Republicans in the state Senate voted Tuesday to repeal Gov. Tony Evers’ statewide mask mandate — a proposal that would effectively eliminate one of the state’s only remaining preventive measures to limit the spread of COVID-19, if it also passes the GOP-led Assembly.
The Senate voted 18-13 in favor of the joint resolution, which has been cosponsored by more than two dozen state Republicans. Sens. Dale Kooyenga, R-Brookfield, and Robert Cowles, R-Green Bay, joined all of their Democratic colleagues in opposition to the resolution.
A spokeswoman for Assembly Speaker Robin Vos, R-Rochester, said the resolution will come before the Assembly on Thursday, but did not indicate how much support the measure has in the chamber. Republican leaders in the Assembly have not sponsored the resolution.
As a joint resolution, the item just needs to pass both chambers and does not require the governor’s approval. Evers’ latest emergency order and mask mandate are slated to run until March 20.
The Assembly on Tuesday voted along party lines in support of amendments to a COVID-19 response bill passed earlier this month by the Senate.
While Evers has said he supports the Senate-authored package, Assembly Republicans reintroduced items that were included in the chamber’s original package, but ultimately were removed by the Senate in an effort to garner bipartisan support.
Measures added back to the bill would prohibit employers from mandating vaccines for employees and allow local public health officials the ability to limit gatherings at churches and other places of worship. Another amendment would grant the state’s GOP-led budget committee authority over how the state spends future federal funds dedicated to the pandemic — a measure Evers has opposed.
Other items in the package that already have passed the Senate would limit COVID-19 liability claims against employers, schools, public health care providers and local governments. It also would extend the state’s one-week waiting period waiver for unemployment benefits and allow for Medicaid coverage for COVID-19 testing and vaccines.
The measure now heads back to the Senate. The GOP-led Legislature has not sent a pandemic-related measure to Evers’ desk since April.
If the Assembly votes Thursday to eliminate the state mask rule, local orders, like those in Madison and Milwaukee, would remain in effect. Dane County’s local order requires everyone age five and older to wear a mask when indoors, with some exceptions.

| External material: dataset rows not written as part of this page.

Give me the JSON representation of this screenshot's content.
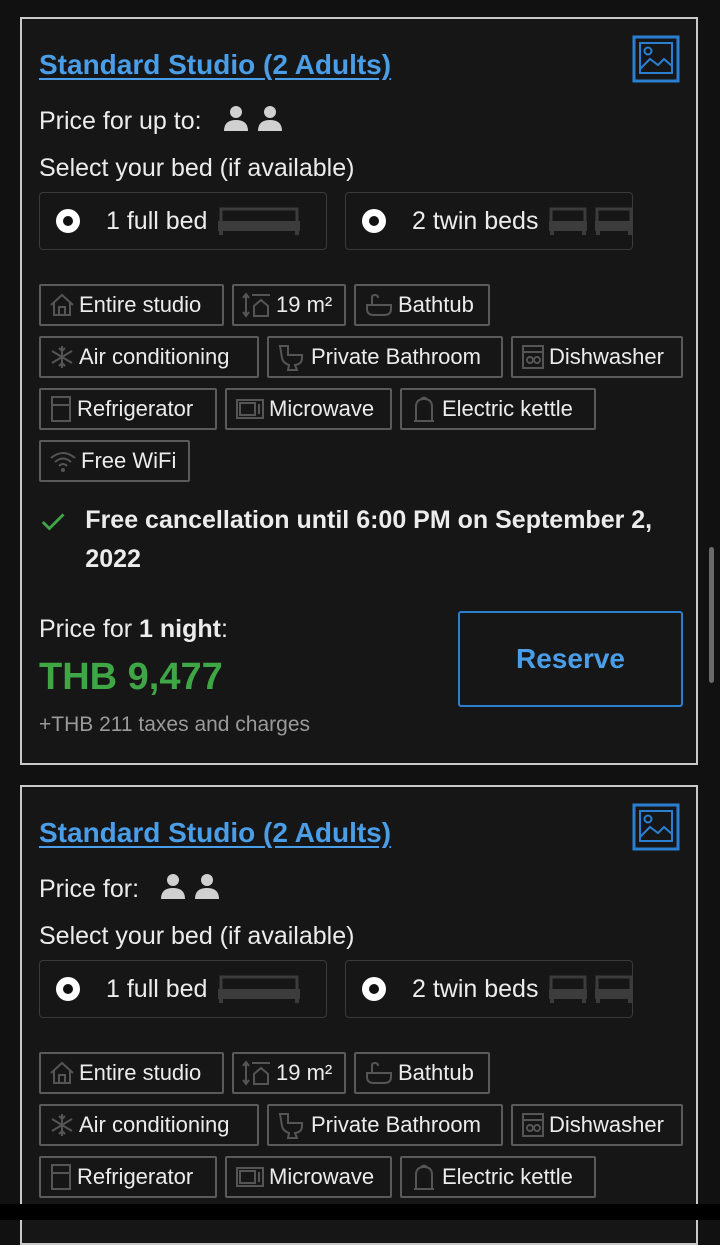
{
  "colors": {
    "link": "#4a9ee8",
    "price": "#3fa645",
    "border": "#c9c9c9",
    "background": "#111111"
  },
  "cards": [
    {
      "title": "Standard Studio (2 Adults)",
      "price_for": "Price for up to:",
      "select_bed": "Select your bed (if available)",
      "bed_options": [
        {
          "label": "1 full bed",
          "icon": "double-bed-icon"
        },
        {
          "label": "2 twin beds",
          "icon": "twin-bed-icon"
        }
      ],
      "facilities": [
        {
          "label": "Entire studio",
          "icon": "house-icon"
        },
        {
          "label": "19 m²",
          "icon": "room-size-icon"
        },
        {
          "label": "Bathtub",
          "icon": "bathtub-icon"
        },
        {
          "label": "Air conditioning",
          "icon": "snowflake-icon"
        },
        {
          "label": "Private Bathroom",
          "icon": "toilet-icon"
        },
        {
          "label": "Dishwasher",
          "icon": "dishwasher-icon"
        },
        {
          "label": "Refrigerator",
          "icon": "fridge-icon"
        },
        {
          "label": "Microwave",
          "icon": "microwave-icon"
        },
        {
          "label": "Electric kettle",
          "icon": "kettle-icon"
        },
        {
          "label": "Free WiFi",
          "icon": "wifi-icon"
        }
      ],
      "cancellation": "Free cancellation until 6:00 PM on September 2, 2022",
      "price_label_prefix": "Price for ",
      "price_label_nights": "1 night",
      "price_label_suffix": ":",
      "price": "THB 9,477",
      "taxes": "+THB 211 taxes and charges",
      "reserve": "Reserve"
    },
    {
      "title": "Standard Studio (2 Adults)",
      "price_for": "Price for:",
      "select_bed": "Select your bed (if available)",
      "bed_options": [
        {
          "label": "1 full bed",
          "icon": "double-bed-icon"
        },
        {
          "label": "2 twin beds",
          "icon": "twin-bed-icon"
        }
      ],
      "facilities": [
        {
          "label": "Entire studio",
          "icon": "house-icon"
        },
        {
          "label": "19 m²",
          "icon": "room-size-icon"
        },
        {
          "label": "Bathtub",
          "icon": "bathtub-icon"
        },
        {
          "label": "Air conditioning",
          "icon": "snowflake-icon"
        },
        {
          "label": "Private Bathroom",
          "icon": "toilet-icon"
        },
        {
          "label": "Dishwasher",
          "icon": "dishwasher-icon"
        },
        {
          "label": "Refrigerator",
          "icon": "fridge-icon"
        },
        {
          "label": "Microwave",
          "icon": "microwave-icon"
        },
        {
          "label": "Electric kettle",
          "icon": "kettle-icon"
        }
      ]
    }
  ]
}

Evers has made multiple extensions to his statewide emergency order and accompanying mask mandate since it first went into effect in August. The Democratic governor and public health officials have touted the mask requirement as a pivotal step in mitigating transmission of the COVID-19 virus.
Sen. Kelda Roys, D-Madison, described a vote to repeal the mask mandate as “a gift” to the coronavirus.
“It’s a vote in favor of overwhelmed hospitals, for more death and despair,” Roys said in a statement. “Healthcare organizations and frontline workers are begging Wisconsinites to wear masks, especially as we face a new highly contagious strain of coronavirus. But legislative Republicans — many of whom refuse to wear masks themselves — are hellbent against anything the governor does to save lives. This is as disgraceful as it is tragic.”
State Republicans have accused Evers of exceeding his authority by issuing multiple emergency orders to extend the mask mandate. GOP lawmakers have said the governor must seek approval from the Legislature for any order beyond the standard 60 days.
In a statement, Senate Majority Leader Devin LeMahieu, R-Oostburg, said the chamber “took a stand for liberty and the rule of law.”
“Governor Evers has abused his limited authority for far too long by repeatedly issuing unlawful orders beyond his 60-day emergency powers,” he said. “The Senate voted to end the executive overreach and restore our constituents’ voice in the legislative process.”
Sen. Steve Nass, R-Whitewater, who authored the joint resolution, has been calling on the Legislature to overturn Evers’ emergency order and accompanying mask mandate since August.
“This is not about whether face masks are good or bad,” Nass said. “This is about repeatedly issuing emergency orders contrary to what the law allows. It’s about the rule of law.”
Members of the Evers’ administration have defended the use of multiple emergency orders to extend the mask mandate as a means to adjust to the changing and ongoing pandemic. The Wisconsin Supreme Court has yet to rule on a challenge to the mask mandate.
Speaking on the floor Tuesday, Kooyenga said his concern was that eliminating the mask mandate could further prevent schools from reopening. He asked the state Supreme Court to settle the question of whether or not Evers can pass repeated emergency orders.
The move by state Republicans to overturn the statewide mask rule has been opposed by more than 20 groups representing public health organizations, churches and assisted living facilities. No organizations have registered in favor of the joint resolution.
Dr. Robert Freedland, an ophthalmologist in La Crosse, said in a statement that repealing the statewide mask rule “would be unbelievably reckless and irresponsible.”
“With the safe, effective vaccine being distributed now, the end of this pandemic is within sight if we remain vigilant until enough Wisconsinites are vaccinated to stop the spread,” Freedland said. “Until then, masks are the best tool we have to prevent new cases and more unnecessary deaths.”